— WORK REQUIRED —
Repeat the whole of the data, keeping every detail the same.

_ _ _ _

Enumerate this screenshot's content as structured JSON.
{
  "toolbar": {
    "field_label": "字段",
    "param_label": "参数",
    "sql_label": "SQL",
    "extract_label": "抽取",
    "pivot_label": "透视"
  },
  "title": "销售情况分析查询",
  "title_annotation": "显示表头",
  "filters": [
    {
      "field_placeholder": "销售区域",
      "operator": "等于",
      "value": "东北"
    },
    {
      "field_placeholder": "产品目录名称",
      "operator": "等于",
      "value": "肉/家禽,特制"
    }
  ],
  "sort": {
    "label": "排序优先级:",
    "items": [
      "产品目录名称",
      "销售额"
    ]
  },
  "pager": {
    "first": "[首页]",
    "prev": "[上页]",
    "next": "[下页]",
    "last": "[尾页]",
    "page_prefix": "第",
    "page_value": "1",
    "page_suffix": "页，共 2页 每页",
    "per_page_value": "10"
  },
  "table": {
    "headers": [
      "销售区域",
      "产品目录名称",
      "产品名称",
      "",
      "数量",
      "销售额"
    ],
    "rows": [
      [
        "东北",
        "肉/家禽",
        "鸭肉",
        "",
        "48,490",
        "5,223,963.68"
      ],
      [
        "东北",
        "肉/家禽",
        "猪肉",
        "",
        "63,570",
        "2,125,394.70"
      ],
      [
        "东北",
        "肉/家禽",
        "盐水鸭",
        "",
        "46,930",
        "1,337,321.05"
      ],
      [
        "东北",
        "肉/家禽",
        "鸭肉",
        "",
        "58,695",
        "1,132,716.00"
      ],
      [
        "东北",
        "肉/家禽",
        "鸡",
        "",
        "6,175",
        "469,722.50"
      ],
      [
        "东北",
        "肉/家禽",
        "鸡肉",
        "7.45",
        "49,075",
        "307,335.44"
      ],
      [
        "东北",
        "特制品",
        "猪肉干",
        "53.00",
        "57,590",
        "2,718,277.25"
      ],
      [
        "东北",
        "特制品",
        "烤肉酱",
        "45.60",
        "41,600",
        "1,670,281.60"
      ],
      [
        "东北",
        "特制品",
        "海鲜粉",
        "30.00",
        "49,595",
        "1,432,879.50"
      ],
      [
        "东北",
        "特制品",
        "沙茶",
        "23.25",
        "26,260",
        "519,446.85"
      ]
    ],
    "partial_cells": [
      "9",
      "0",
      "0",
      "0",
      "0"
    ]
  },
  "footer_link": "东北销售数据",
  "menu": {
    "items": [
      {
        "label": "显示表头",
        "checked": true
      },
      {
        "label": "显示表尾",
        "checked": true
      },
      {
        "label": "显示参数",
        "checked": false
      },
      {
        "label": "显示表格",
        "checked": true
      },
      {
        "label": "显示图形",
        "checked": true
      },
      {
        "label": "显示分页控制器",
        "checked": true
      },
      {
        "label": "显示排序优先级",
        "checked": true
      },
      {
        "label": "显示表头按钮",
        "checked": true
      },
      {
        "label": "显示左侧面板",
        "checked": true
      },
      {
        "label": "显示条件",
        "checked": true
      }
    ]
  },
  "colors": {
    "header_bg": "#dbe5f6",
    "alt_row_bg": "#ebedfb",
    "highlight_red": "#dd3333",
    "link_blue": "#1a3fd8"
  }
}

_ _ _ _

— RESPONSE BELOW —
Enumerate this screenshot's content as structured JSON.
{
  "toolbar": {
    "field_label": "字段",
    "param_label": "参数",
    "sql_label": "SQL",
    "extract_label": "抽取",
    "pivot_label": "透视"
  },
  "title": "销售情况分析查询",
  "title_annotation": "显示表头",
  "filters": [
    {
      "field_placeholder": "销售区域",
      "operator": "等于",
      "value": "东北"
    },
    {
      "field_placeholder": "产品目录名称",
      "operator": "等于",
      "value": "肉/家禽,特制"
    }
  ],
  "sort": {
    "label": "排序优先级:",
    "items": [
      "产品目录名称",
      "销售额"
    ]
  },
  "pager": {
    "first": "[首页]",
    "prev": "[上页]",
    "next": "[下页]",
    "last": "[尾页]",
    "page_prefix": "第",
    "page_value": "1",
    "page_suffix": "页，共 2页 每页",
    "per_page_value": "10"
  },
  "table": {
    "headers": [
      "销售区域",
      "产品目录名称",
      "产品名称",
      "",
      "数量",
      "销售额"
    ],
    "rows": [
      [
        "东北",
        "肉/家禽",
        "鸭肉",
        "",
        "48,490",
        "5,223,963.68"
      ],
      [
        "东北",
        "肉/家禽",
        "猪肉",
        "",
        "63,570",
        "2,125,394.70"
      ],
      [
        "东北",
        "肉/家禽",
        "盐水鸭",
        "",
        "46,930",
        "1,337,321.05"
      ],
      [
        "东北",
        "肉/家禽",
        "鸭肉",
        "",
        "58,695",
        "1,132,716.00"
      ],
      [
        "东北",
        "肉/家禽",
        "鸡",
        "",
        "6,175",
        "469,722.50"
      ],
      [
        "东北",
        "肉/家禽",
        "鸡肉",
        "7.45",
        "49,075",
        "307,335.44"
      ],
      [
        "东北",
        "特制品",
        "猪肉干",
        "53.00",
        "57,590",
        "2,718,277.25"
      ],
      [
        "东北",
        "特制品",
        "烤肉酱",
        "45.60",
        "41,600",
        "1,670,281.60"
      ],
      [
        "东北",
        "特制品",
        "海鲜粉",
        "30.00",
        "49,595",
        "1,432,879.50"
      ],
      [
        "东北",
        "特制品",
        "沙茶",
        "23.25",
        "26,260",
        "519,446.85"
      ]
    ],
    "partial_cells": [
      "9",
      "0",
      "0",
      "0",
      "0"
    ]
  },
  "footer_link": "东北销售数据",
  "menu": {
    "items": [
      {
        "label": "显示表头",
        "checked": true
      },
      {
        "label": "显示表尾",
        "checked": true
      },
      {
        "label": "显示参数",
        "checked": false
      },
      {
        "label": "显示表格",
        "checked": true
      },
      {
        "label": "显示图形",
        "checked": true
      },
      {
        "label": "显示分页控制器",
        "checked": true
      },
      {
        "label": "显示排序优先级",
        "checked": true
      },
      {
        "label": "显示表头按钮",
        "checked": true
      },
      {
        "label": "显示左侧面板",
        "checked": true
      },
      {
        "label": "显示条件",
        "checked": true
      }
    ]
  },
  "colors": {
    "header_bg": "#dbe5f6",
    "alt_row_bg": "#ebedfb",
    "highlight_red": "#dd3333",
    "link_blue": "#1a3fd8"
  }
}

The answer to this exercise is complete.